Originally Posted by ace996
So you plugged a leak in your intake system and made your ram-effect more efficient...that's what I would like to do. Increasing the amount of air that is forced into the box is not going to make as much of a difference if there is a hole in it. It's like filling that tub with two drains(air manifold and the hood vent)...block one and the water will fill up faster, just like it did when you blocked the brake-duct exit.
No, you're wrong. The MC's OEM air intake doesn't have the leak you are suggesting. The OEM brake duct on my MC is NOT actually a scoop for the air intake system, it merely acts as a source of cold air into which the snorkel from the air-filter box is attached. However, I have converted it into a scoop for the air-intake system by almost completely blocking it off, this has increased the pressure inside the "scoop" over what it was when it was a "brake duct". The second air intake is behind the headlamp and this is VERY leaky and is not sealed at all. If you block the mouth of this second air intake, then the MC loses power BIG TIME at WOT.
The photo below shows what I have done.
It appears to me that you have the idea that some of the air entering your intake system through the air scoop, Part 3, when the engine is working at WOT will exit out through the air intake/vent Part 1. This just won't happen. Even if the engine is operating at a VE of, say, 110%, the pressure inside the air intake system just in front of the throttle isn't going to be at a static pressure of much above ambient air pressure, but for your engine to be operating at a VE of more than 100%, then that will only occur due to ram effect as a consequence of your car moving at sufficient forwards velocity to produce a sufficiently high positive dynamic pressure at the openings of Parts 1,2 and 3. Your engine, being an air pump, will always be at the lowest pressure point relative to the pressures at the openings of Parts 1,2 and 3 when the engine is working at WOT. Yes, the air pressure above Part 1 will be lower than Parts 2 and 3, but at WOT it will always be above the pressure immediately in front of the throttles. Remember your engine is a normally aspirating
(= sucking) air pump and this creates relative negative pressure to draw air inside it.
Think about this: if your bath taps had hose pipes connected to them so that the water leaving the hose pipes was below the level of the overflow drain in the bath, do you think that the water would stop flowing out of the pipes as soon as the water level covered the ends of the hose pipes and that this would stop the bath from filling further?
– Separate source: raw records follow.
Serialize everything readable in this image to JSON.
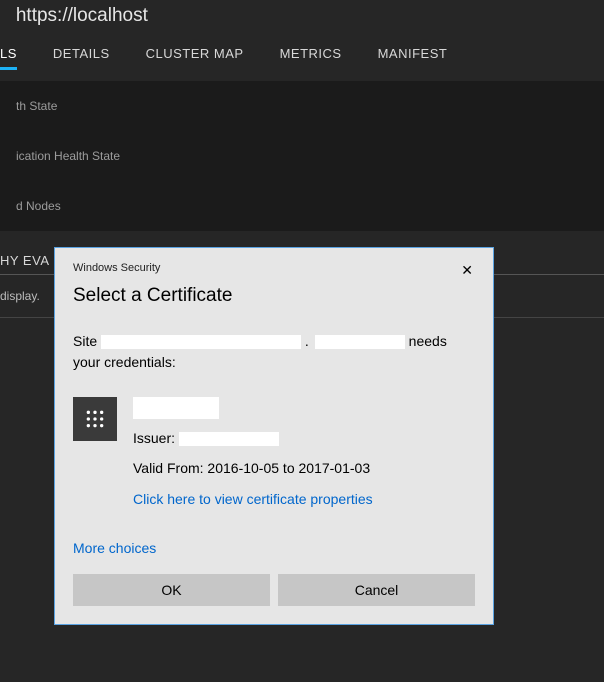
{
  "url": "https://localhost",
  "tabs": [
    {
      "label": "LS",
      "active": true
    },
    {
      "label": "DETAILS",
      "active": false
    },
    {
      "label": "CLUSTER MAP",
      "active": false
    },
    {
      "label": "METRICS",
      "active": false
    },
    {
      "label": "MANIFEST",
      "active": false
    }
  ],
  "panel_rows": [
    "th State",
    "ication Health State",
    "d Nodes"
  ],
  "section_label": "HY EVA",
  "display_row": "display.",
  "dialog": {
    "window_title": "Windows Security",
    "title": "Select a Certificate",
    "msg_prefix": "Site ",
    "msg_suffix": " needs your credentials:",
    "issuer_prefix": "Issuer: ",
    "valid_text": "Valid From: 2016-10-05 to 2017-01-03",
    "view_props": "Click here to view certificate properties",
    "more_choices": "More choices",
    "ok": "OK",
    "cancel": "Cancel"
  }
}
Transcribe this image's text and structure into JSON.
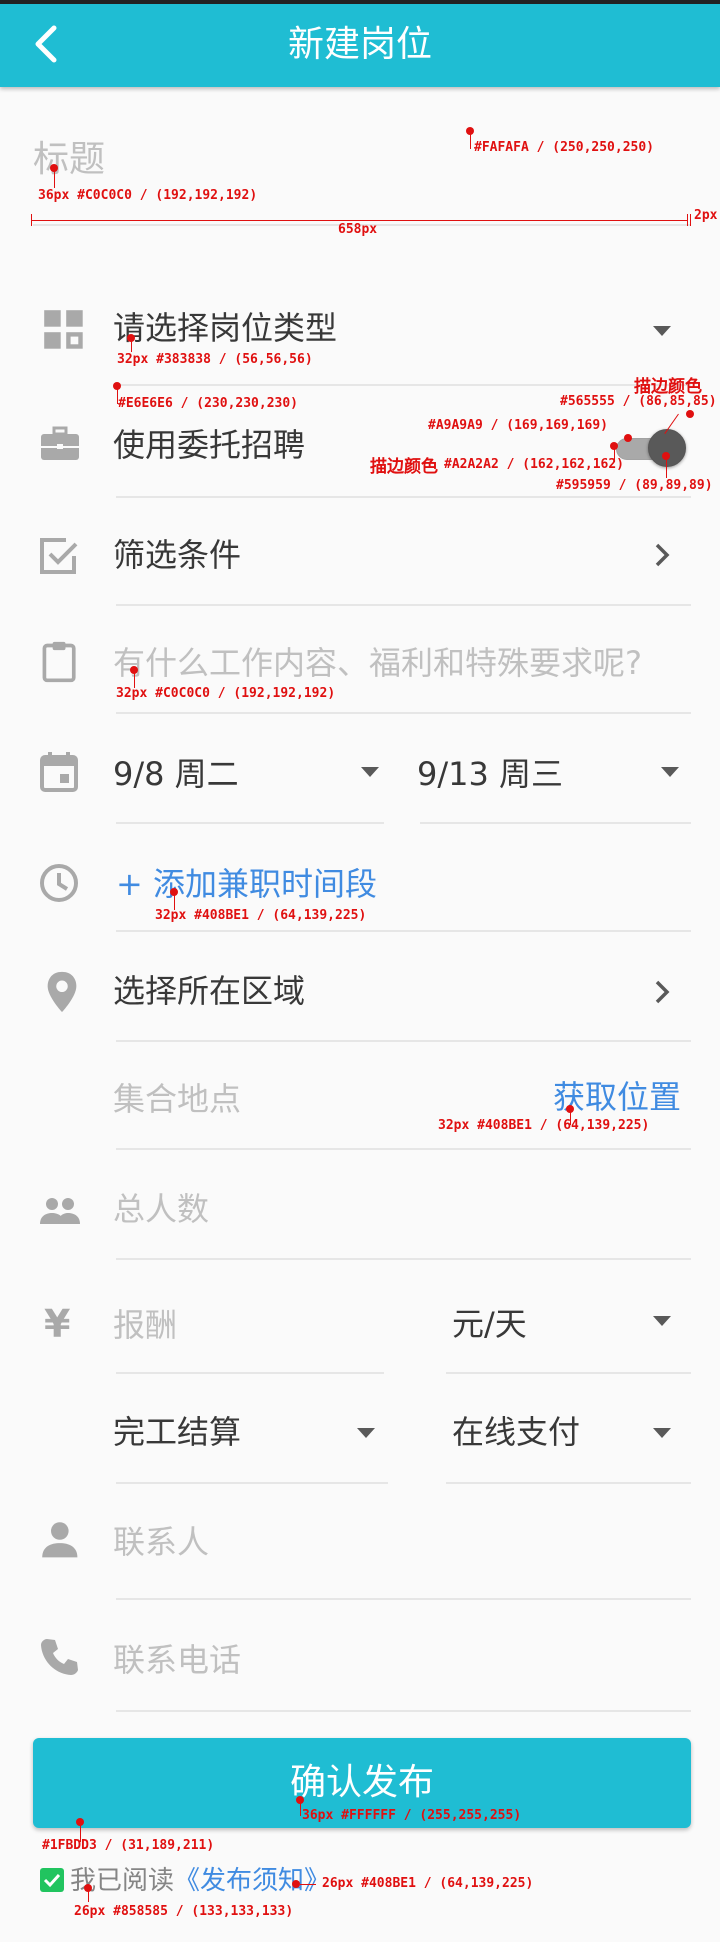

If not, why does this arrangement not stop the taps from running, even if the hot tap was only flowing at half the rate as the cold tap?